> _Task brief_:
What follows is a set of records, each of which is to be written out exactly.

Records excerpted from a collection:
:::
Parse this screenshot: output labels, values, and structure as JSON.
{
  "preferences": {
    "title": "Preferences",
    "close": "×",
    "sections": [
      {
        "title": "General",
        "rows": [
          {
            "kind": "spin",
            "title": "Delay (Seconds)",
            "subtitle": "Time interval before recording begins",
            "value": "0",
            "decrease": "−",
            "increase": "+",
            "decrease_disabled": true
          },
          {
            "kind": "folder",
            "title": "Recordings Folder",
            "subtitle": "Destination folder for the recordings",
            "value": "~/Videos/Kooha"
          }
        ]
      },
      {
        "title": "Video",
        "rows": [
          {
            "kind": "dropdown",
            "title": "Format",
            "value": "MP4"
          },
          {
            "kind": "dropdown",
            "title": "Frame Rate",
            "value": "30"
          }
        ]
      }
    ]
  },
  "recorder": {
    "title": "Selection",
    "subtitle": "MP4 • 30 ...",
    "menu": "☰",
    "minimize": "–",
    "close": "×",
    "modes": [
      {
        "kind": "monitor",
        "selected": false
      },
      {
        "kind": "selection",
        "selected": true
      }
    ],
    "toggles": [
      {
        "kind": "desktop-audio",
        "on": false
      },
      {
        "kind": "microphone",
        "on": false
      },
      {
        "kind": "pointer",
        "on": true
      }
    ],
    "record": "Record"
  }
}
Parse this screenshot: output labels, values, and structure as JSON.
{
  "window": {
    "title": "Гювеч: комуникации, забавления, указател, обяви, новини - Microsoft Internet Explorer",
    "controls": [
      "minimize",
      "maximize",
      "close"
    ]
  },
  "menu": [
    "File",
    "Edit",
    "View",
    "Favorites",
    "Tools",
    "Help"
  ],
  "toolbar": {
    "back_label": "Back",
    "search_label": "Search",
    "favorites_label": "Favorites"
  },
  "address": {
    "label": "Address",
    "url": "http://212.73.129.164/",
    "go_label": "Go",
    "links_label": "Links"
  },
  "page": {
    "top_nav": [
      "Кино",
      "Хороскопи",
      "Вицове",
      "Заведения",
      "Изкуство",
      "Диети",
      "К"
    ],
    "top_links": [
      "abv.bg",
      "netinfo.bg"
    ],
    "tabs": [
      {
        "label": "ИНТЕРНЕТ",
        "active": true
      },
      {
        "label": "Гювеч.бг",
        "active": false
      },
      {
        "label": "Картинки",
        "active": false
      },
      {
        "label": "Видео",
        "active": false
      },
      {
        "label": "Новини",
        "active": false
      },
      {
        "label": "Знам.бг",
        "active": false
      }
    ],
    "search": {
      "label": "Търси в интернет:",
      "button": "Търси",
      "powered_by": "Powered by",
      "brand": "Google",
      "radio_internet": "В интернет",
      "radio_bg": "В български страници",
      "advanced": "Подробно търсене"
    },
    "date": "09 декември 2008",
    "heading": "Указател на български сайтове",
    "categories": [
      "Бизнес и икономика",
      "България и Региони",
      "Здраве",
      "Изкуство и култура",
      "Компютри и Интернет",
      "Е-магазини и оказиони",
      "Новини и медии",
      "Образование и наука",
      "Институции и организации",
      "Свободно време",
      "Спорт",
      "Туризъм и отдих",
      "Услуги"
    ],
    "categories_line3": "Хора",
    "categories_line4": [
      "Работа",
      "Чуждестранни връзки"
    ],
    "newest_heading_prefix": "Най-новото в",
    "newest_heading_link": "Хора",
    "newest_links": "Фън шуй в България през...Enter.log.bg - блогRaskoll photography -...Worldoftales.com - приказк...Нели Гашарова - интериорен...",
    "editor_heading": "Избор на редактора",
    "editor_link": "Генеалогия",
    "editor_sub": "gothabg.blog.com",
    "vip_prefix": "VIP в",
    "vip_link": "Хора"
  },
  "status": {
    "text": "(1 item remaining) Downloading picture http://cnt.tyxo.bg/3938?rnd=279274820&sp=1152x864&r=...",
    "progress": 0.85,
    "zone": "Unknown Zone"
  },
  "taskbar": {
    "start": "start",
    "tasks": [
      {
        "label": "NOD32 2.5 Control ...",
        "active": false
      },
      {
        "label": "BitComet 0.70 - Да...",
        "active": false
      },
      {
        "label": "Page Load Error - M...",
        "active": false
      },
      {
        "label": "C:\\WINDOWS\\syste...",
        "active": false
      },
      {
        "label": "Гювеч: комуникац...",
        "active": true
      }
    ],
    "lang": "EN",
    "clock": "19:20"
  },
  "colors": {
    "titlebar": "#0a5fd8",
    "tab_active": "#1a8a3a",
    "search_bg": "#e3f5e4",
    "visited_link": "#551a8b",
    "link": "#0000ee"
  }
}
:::
> _Completed task_:
Parse this screenshot: output labels, values, and structure as JSON.
{
  "preferences": {
    "title": "Preferences",
    "close": "×",
    "sections": [
      {
        "title": "General",
        "rows": [
          {
            "kind": "spin",
            "title": "Delay (Seconds)",
            "subtitle": "Time interval before recording begins",
            "value": "0",
            "decrease": "−",
            "increase": "+",
            "decrease_disabled": true
          },
          {
            "kind": "folder",
            "title": "Recordings Folder",
            "subtitle": "Destination folder for the recordings",
            "value": "~/Videos/Kooha"
          }
        ]
      },
      {
        "title": "Video",
        "rows": [
          {
            "kind": "dropdown",
            "title": "Format",
            "value": "MP4"
          },
          {
            "kind": "dropdown",
            "title": "Frame Rate",
            "value": "30"
          }
        ]
      }
    ]
  },
  "recorder": {
    "title": "Selection",
    "subtitle": "MP4 • 30 ...",
    "menu": "☰",
    "minimize": "–",
    "close": "×",
    "modes": [
      {
        "kind": "monitor",
        "selected": false
      },
      {
        "kind": "selection",
        "selected": true
      }
    ],
    "toggles": [
      {
        "kind": "desktop-audio",
        "on": false
      },
      {
        "kind": "microphone",
        "on": false
      },
      {
        "kind": "pointer",
        "on": true
      }
    ],
    "record": "Record"
  }
}
Parse this screenshot: output labels, values, and structure as JSON.
{
  "window": {
    "title": "Гювеч: комуникации, забавления, указател, обяви, новини - Microsoft Internet Explorer",
    "controls": [
      "minimize",
      "maximize",
      "close"
    ]
  },
  "menu": [
    "File",
    "Edit",
    "View",
    "Favorites",
    "Tools",
    "Help"
  ],
  "toolbar": {
    "back_label": "Back",
    "search_label": "Search",
    "favorites_label": "Favorites"
  },
  "address": {
    "label": "Address",
    "url": "http://212.73.129.164/",
    "go_label": "Go",
    "links_label": "Links"
  },
  "page": {
    "top_nav": [
      "Кино",
      "Хороскопи",
      "Вицове",
      "Заведения",
      "Изкуство",
      "Диети",
      "К"
    ],
    "top_links": [
      "abv.bg",
      "netinfo.bg"
    ],
    "tabs": [
      {
        "label": "ИНТЕРНЕТ",
        "active": true
      },
      {
        "label": "Гювеч.бг",
        "active": false
      },
      {
        "label": "Картинки",
        "active": false
      },
      {
        "label": "Видео",
        "active": false
      },
      {
        "label": "Новини",
        "active": false
      },
      {
        "label": "Знам.бг",
        "active": false
      }
    ],
    "search": {
      "label": "Търси в интернет:",
      "button": "Търси",
      "powered_by": "Powered by",
      "brand": "Google",
      "radio_internet": "В интернет",
      "radio_bg": "В български страници",
      "advanced": "Подробно търсене"
    },
    "date": "09 декември 2008",
    "heading": "Указател на български сайтове",
    "categories": [
      "Бизнес и икономика",
      "България и Региони",
      "Здраве",
      "Изкуство и култура",
      "Компютри и Интернет",
      "Е-магазини и оказиони",
      "Новини и медии",
      "Образование и наука",
      "Институции и организации",
      "Свободно време",
      "Спорт",
      "Туризъм и отдих",
      "Услуги"
    ],
    "categories_line3": "Хора",
    "categories_line4": [
      "Работа",
      "Чуждестранни връзки"
    ],
    "newest_heading_prefix": "Най-новото в",
    "newest_heading_link": "Хора",
    "newest_links": "Фън шуй в България през...Enter.log.bg - блогRaskoll photography -...Worldoftales.com - приказк...Нели Гашарова - интериорен...",
    "editor_heading": "Избор на редактора",
    "editor_link": "Генеалогия",
    "editor_sub": "gothabg.blog.com",
    "vip_prefix": "VIP в",
    "vip_link": "Хора"
  },
  "status": {
    "text": "(1 item remaining) Downloading picture http://cnt.tyxo.bg/3938?rnd=279274820&sp=1152x864&r=...",
    "progress": 0.85,
    "zone": "Unknown Zone"
  },
  "taskbar": {
    "start": "start",
    "tasks": [
      {
        "label": "NOD32 2.5 Control ...",
        "active": false
      },
      {
        "label": "BitComet 0.70 - Да...",
        "active": false
      },
      {
        "label": "Page Load Error - M...",
        "active": false
      },
      {
        "label": "C:\\WINDOWS\\syste...",
        "active": false
      },
      {
        "label": "Гювеч: комуникац...",
        "active": true
      }
    ],
    "lang": "EN",
    "clock": "19:20"
  },
  "colors": {
    "titlebar": "#0a5fd8",
    "tab_active": "#1a8a3a",
    "search_bg": "#e3f5e4",
    "visited_link": "#551a8b",
    "link": "#0000ee"
  }
}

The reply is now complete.